The NHS Long Term Plan and the Interim NHS People Plan both tacitly recognise that in order to provide the care that befits a world-class 21st century healthcare system, more staff are necessary.
Despite this, the King’s Fund highlight that, with no clear workforce strategy since 2003, the NHS is in the midst of a ‘deepening workforce crisis’. Across mental health, community services and NHS hospitals, there is a reported workforce gap of more than 100,000 FTE staff. This is a consequence of both recruitment and retention challenges.
These shortages are likely to widen. In the wake of Britain’s decision to leave the EU, and subsequently the onset of the COVID-19 pandemic, it has been reported that international recruitment of healthcare professionals has been drastically reduced, impacting the ability of the NHS to meet recruitment targets and staff services effectively and safely.
At a national level, it is clear that workforce plans will need to be revisited and innovative recruitment and retention approaches developed. For example, NHS England offers a retention support programme to help trusts improve their turnover rates, which, since its inception in 2017, has helped reduce nursing staff turnover rates from 12.5% to 11.9%, and mental health clinical staff turnover rates from 14.3% to 13.4%.
At a local level, many NHS Trusts are implementing a range of novel approaches to address recruitment and retention challenges.

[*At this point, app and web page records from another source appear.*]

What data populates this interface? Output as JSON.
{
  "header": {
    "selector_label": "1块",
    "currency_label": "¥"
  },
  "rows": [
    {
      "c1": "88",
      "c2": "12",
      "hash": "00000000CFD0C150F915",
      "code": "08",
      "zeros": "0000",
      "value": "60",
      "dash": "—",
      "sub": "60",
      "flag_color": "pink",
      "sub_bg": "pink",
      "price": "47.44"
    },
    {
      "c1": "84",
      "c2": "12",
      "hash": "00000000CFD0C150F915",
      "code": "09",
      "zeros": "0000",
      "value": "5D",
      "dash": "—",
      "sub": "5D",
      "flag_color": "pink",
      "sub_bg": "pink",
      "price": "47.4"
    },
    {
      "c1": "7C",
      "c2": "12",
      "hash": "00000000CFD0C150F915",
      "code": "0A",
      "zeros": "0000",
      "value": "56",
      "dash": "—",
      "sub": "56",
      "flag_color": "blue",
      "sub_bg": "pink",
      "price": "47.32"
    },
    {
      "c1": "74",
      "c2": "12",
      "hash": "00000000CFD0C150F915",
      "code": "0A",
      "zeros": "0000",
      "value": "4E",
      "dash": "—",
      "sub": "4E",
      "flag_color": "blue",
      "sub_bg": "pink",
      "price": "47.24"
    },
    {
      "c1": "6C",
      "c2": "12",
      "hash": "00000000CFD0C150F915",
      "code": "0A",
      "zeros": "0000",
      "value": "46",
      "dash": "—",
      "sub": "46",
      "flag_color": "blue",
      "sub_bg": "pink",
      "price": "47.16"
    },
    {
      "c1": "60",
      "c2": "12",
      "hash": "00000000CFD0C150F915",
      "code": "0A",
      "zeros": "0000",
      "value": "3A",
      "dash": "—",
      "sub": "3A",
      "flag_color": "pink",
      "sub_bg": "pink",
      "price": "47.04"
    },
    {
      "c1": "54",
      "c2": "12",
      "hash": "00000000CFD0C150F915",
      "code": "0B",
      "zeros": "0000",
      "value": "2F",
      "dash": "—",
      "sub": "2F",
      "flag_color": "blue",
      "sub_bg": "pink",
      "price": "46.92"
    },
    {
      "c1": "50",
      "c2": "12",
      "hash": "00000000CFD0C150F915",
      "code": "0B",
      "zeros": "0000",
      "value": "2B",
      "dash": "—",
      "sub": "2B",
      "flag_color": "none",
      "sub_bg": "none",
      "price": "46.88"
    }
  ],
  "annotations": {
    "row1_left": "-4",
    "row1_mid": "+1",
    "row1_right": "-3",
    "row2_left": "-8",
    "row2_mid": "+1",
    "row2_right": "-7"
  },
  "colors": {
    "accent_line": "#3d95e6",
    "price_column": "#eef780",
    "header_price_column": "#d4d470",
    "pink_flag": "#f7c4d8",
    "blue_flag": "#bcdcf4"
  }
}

This has included the introduction of ‘instant job offers’ – whereby it is possible to apply, be interviewed and receive an offer all in one day – and new roles such as healthcare support workers and trainee nursing associates. It will be crucial that initiatives like these are continued and supported in the future.
The COVID-19 effect
Central to the recruitment and retention issue are fundamental questions around risk and reward, which have only been exacerbated through the pandemic.
Public attitudes towards the NHS and its staff were already positive before COVID-19. Nurses and doctors are consistently among the most trusted professions and the NHS is routinely cited as the thing that makes people proudest to be British.
The outbreak of COVID-19 has only boosted the public’s positive attitude towards NHS staff, with frequent public displays of gratitude both in person and online, particularly via social media.
However, so far this has not been matched by any material recognition. Indeed, in some instances the opposite appears to be the case – a recent letter from Care Minister Helen Whately appeared to row back on Government pledges to pay student nurses for their vital work during the pandemic, stating that: “Student nurses in training are supernumerary and are not deemed to be providing a service. They are required to undertake 2,300 hours of clinical practice to learn skills necessary for entry to the workforce. Whilst they may be performing limited clinical duties, this is under close supervision and they are not being paid to staff hospitals.”
Following significant public backlash, the government clarified its position and confirmed that student nurses will in fact be paid until their NHS frontline contract ends.
What does meaningful reward look like?
This groundswell in support can also be utilised to help address some of the longstanding recruitment and retention issues; there can be no doubt that now is also the time to consider what meaningful reward looks like for the NHS and its staff. This must include a sensible discussion around how health and social care sector, as a whole, can be strengthened, including by increased funding and more comprehensive staff training and development opportunities.
Questions will also need to be asked by the boards of NHS organisation, as well as by the public, about the value that should be attached to certain roles. The COVID-19 experience has made clear that those roles that have been deemed ‘essential’ during the pandemic are also often those which receive the least financial remuneration. There seems to be a long-standing view that because those working in healthcare tend to have altruistic motivations, there is less need to increase their compensation.
However, we know that there are currently and will continue to be significant recruitment and retention challenges. Without a serious debate matched by action on staff reward and remuneration it is unclear how health and social care services can be appropriately resourced in the future.
Questions for boards
NHS boards clearly have a vital role to play in that debate. As a starting point, we would advise engaging with the following questions:
- What are we doing as a board to demonstrate that we are looking seriously at the strategic importance of reward issues?
- What role do we want reward to play in our approach to keeping talent and succession planning?
- What data do we use to understand the make-up of our whole workforce – not just those we directly employ?
- Where is comparative intelligence about reward and retention considered and with what consequences?
- How do we approach reward in our staff survey and staff engagement activities and what has changed as a result over the last five years?
If you have any questions or comments about this briefing, please call us on 07732 681120 or email email@example.com
 NHS workforce: our position